It follows calls from NGOs World Vision, Stop the Traffik and Baptist World Aid for Australian companies to source cocoa via third-party verification bodies, such as Fairtrade, UTZ and Rainforest Alliance.
The NGOs recently published a report ‘A Matter of Taste – The Impact of Certification Systems’, claiming ethical certification programs are the “most credible assurance against forced, child and trafficked labor”.
However, the NGOs note more than 2m children are currently working as laborers on West African cocoa farms despite the existence of certification.
Advocating against slavery
Head of the confectionery sector at the Australian Industry Group, Tim Piper, said: “Some companies such as Nestlé have already moved to totally certified cocoa in their Australian retail chocolate products, while all other majors have committed to either full certification or sustainability and support in the near term.
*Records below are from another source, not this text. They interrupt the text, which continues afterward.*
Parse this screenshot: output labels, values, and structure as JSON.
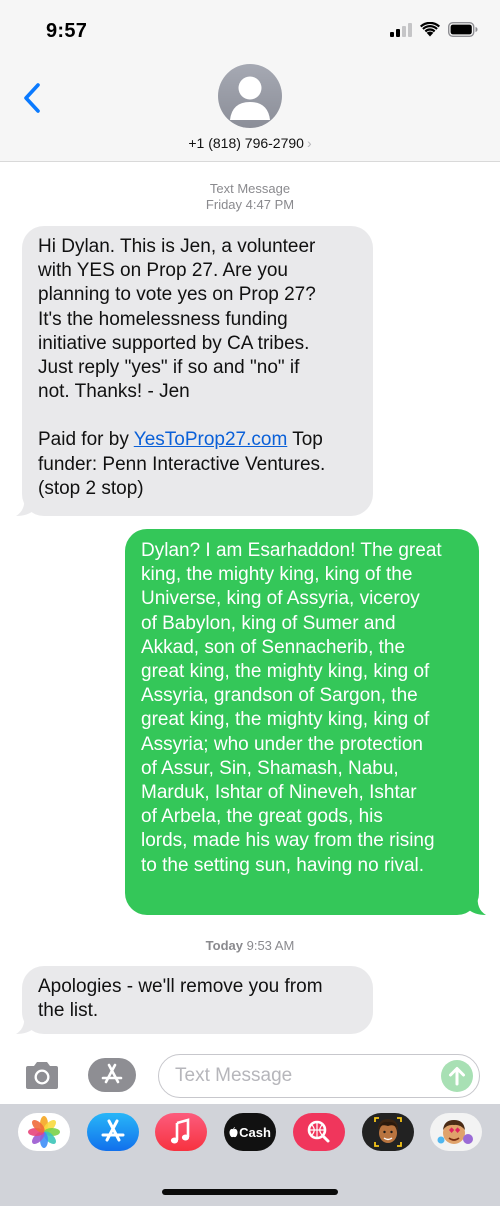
{
  "status_bar": {
    "time": "9:57"
  },
  "header": {
    "phone_number": "+1 (818) 796-2790",
    "chevron": "›"
  },
  "conversation": {
    "group1_label": "Text Message",
    "group1_time": "Friday 4:47 PM",
    "msg1_text": "Hi Dylan. This is Jen, a volunteer\nwith YES on Prop 27. Are you\nplanning to vote yes on Prop 27?\nIt's the homelessness funding\ninitiative supported by CA tribes.\nJust reply \"yes\" if so and \"no\" if\nnot. Thanks! - Jen",
    "msg1_paid_prefix": "Paid for by ",
    "msg1_link": "YesToProp27.com",
    "msg1_paid_suffix": " Top\nfunder: Penn Interactive Ventures.\n(stop 2 stop)",
    "msg2_text": "Dylan? I am Esarhaddon! The great\nking, the mighty king, king of the\nUniverse, king of Assyria, viceroy\nof Babylon, king of Sumer and\nAkkad, son of Sennacherib, the\ngreat king, the mighty king, king of\nAssyria, grandson of Sargon, the\ngreat king, the mighty king, king of\nAssyria; who under the protection\nof Assur, Sin, Shamash, Nabu,\nMarduk, Ishtar of Nineveh, Ishtar\nof Arbela, the great gods, his\nlords, made his way from the rising\nto the setting sun, having no rival.",
    "group2_day": "Today",
    "group2_time": " 9:53 AM",
    "msg3_text": "Apologies - we'll remove you from\nthe list."
  },
  "compose": {
    "placeholder": "Text Message"
  },
  "apps": {
    "cash_label": "Cash",
    "icons": [
      "photos-icon",
      "app-store-icon",
      "music-icon",
      "apple-cash-icon",
      "search-images-icon",
      "memoji-icon",
      "memoji-stickers-icon"
    ]
  },
  "colors": {
    "outgoing": "#34c759",
    "incoming": "#e9e9eb",
    "accent": "#0a7aff"
  }
}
“It is in the best interests of both the cocoa growers and their communities and the Australian chocolate industry for us to strongly advocate against slavery and to help create a long-term and successful cocoa growing industry” he said.
Nestlé already manufactures Australian-produced chocolate and beverages using 100% UTZ Certified cocoa.
Ferrero, Lindt and Mars hope to reach 100% ethically sourced cocoa for Australian-made products by 2020.
According to AI Group, Cadbury owner Mondelēz has also pledged all Australian-manufactured goods will use only sustainable cocoa. However, Mondelēz has not committed publicly to a deadline.
Haigh's Chocolates currently uses 80% UTZ Certified cocoa and hopes to reach 100% by 2018.
NGO report findings
The NGO-backed report concludes: “There is not much difference between the certifications when it comes to human trafficking prevention, identification and remediation. Each has excellent codes of practice and policy aligning with United Nations’ Protocols and International Standards.”
The report estimates the average Ivorian cocoa farmer earns $0.50 a day and $0.84 in Ghana. The World Bank revised the international poverty line to $1.90 a day in October last year.